Objective: To examine food decision-making priorities for restaurant-type foods at grocery stores and determine whether adding calorie information, as required by federal menu labeling laws, affected decision-making priorities. Design: Natural experiment: intervention and control groups with baseline and follow-up. Setting: Regional grocery store chain with 9 locations. Participants: Participants (n = 393; mean age, 54.8 ± 15.1 years) were primarily women (71%) and Caucasian (95%). Intervention: Data were collected before and after calorie information was added to restaurant-type foods at 4 intervention locations. Main Outcome Measure(s): Primary influencers of food selection decision making for restaurant-type foods and frequency of use of nutrition information. Analysis: Quantitative analysis examined the top 3 influencers of food selections and chi-square goodness of fit test determined whether the calorie labeling intervention changed food decision-making priorities. Qualitative data were used to describe responses. Results: Taste, cost, and convenience were the most frequently reported influencers of restaurant-type food selections; 20% of participants rated calories as influential. Calorie labeling did not affect food selection decision making; 16% of participants in intervention stores noticed calorie labels. Qualitative explanations confirmed these findings. Conclusions and Implications: Menu labeling laws increase access to calorie information; however, use of this information is limited. Additional interventions are needed to encourage healthier restaurant-type food selections in grocery stores.

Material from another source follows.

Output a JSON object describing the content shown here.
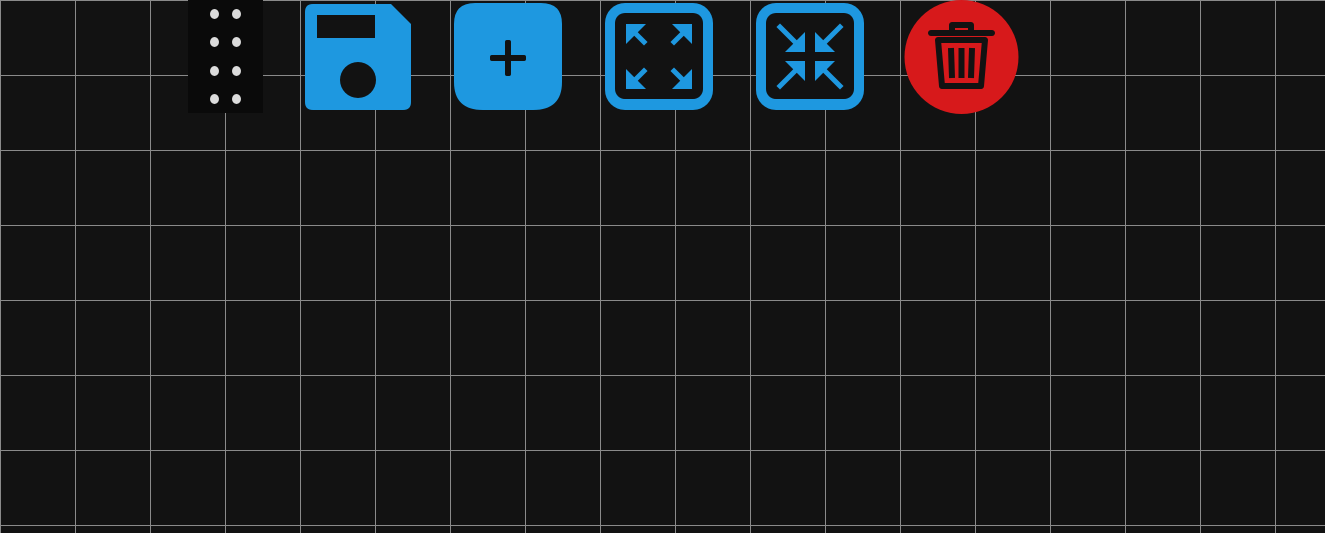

All Science Journal Classification (ASJC) codes
- Medicine (miscellaneous)
- Nutrition and Dietetics